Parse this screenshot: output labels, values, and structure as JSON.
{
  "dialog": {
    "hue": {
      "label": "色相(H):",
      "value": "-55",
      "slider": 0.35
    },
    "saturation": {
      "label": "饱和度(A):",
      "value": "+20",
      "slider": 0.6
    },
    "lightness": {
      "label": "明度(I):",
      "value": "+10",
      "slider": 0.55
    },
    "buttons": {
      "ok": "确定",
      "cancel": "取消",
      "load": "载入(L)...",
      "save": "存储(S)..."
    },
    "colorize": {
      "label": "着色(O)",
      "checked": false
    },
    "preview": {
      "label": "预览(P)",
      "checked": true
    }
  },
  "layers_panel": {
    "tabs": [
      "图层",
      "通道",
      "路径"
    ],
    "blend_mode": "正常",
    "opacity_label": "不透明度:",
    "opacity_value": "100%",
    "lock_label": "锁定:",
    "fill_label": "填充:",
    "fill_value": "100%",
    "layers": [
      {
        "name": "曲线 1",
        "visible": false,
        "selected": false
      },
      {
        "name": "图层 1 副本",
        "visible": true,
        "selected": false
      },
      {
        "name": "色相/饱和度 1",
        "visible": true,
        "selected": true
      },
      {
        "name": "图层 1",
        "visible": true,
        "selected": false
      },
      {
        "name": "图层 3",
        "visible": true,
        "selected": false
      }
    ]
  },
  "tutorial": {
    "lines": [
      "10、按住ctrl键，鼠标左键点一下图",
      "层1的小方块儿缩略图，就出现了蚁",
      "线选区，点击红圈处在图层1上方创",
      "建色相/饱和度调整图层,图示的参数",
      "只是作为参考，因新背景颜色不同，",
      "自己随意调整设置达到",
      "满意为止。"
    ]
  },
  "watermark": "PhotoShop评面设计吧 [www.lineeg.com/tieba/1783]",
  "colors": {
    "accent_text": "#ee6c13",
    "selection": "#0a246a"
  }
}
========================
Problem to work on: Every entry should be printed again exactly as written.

Result:
Parse this screenshot: output labels, values, and structure as JSON.
{
  "dialog": {
    "hue": {
      "label": "色相(H):",
      "value": "-55",
      "slider": 0.35
    },
    "saturation": {
      "label": "饱和度(A):",
      "value": "+20",
      "slider": 0.6
    },
    "lightness": {
      "label": "明度(I):",
      "value": "+10",
      "slider": 0.55
    },
    "buttons": {
      "ok": "确定",
      "cancel": "取消",
      "load": "载入(L)...",
      "save": "存储(S)..."
    },
    "colorize": {
      "label": "着色(O)",
      "checked": false
    },
    "preview": {
      "label": "预览(P)",
      "checked": true
    }
  },
  "layers_panel": {
    "tabs": [
      "图层",
      "通道",
      "路径"
    ],
    "blend_mode": "正常",
    "opacity_label": "不透明度:",
    "opacity_value": "100%",
    "lock_label": "锁定:",
    "fill_label": "填充:",
    "fill_value": "100%",
    "layers": [
      {
        "name": "曲线 1",
        "visible": false,
        "selected": false
      },
      {
        "name": "图层 1 副本",
        "visible": true,
        "selected": false
      },
      {
        "name": "色相/饱和度 1",
        "visible": true,
        "selected": true
      },
      {
        "name": "图层 1",
        "visible": true,
        "selected": false
      },
      {
        "name": "图层 3",
        "visible": true,
        "selected": false
      }
    ]
  },
  "tutorial": {
    "lines": [
      "10、按住ctrl键，鼠标左键点一下图",
      "层1的小方块儿缩略图，就出现了蚁",
      "线选区，点击红圈处在图层1上方创",
      "建色相/饱和度调整图层,图示的参数",
      "只是作为参考，因新背景颜色不同，",
      "自己随意调整设置达到",
      "满意为止。"
    ]
  },
  "watermark": "PhotoShop评面设计吧 [www.lineeg.com/tieba/1783]",
  "colors": {
    "accent_text": "#ee6c13",
    "selection": "#0a246a"
  }
}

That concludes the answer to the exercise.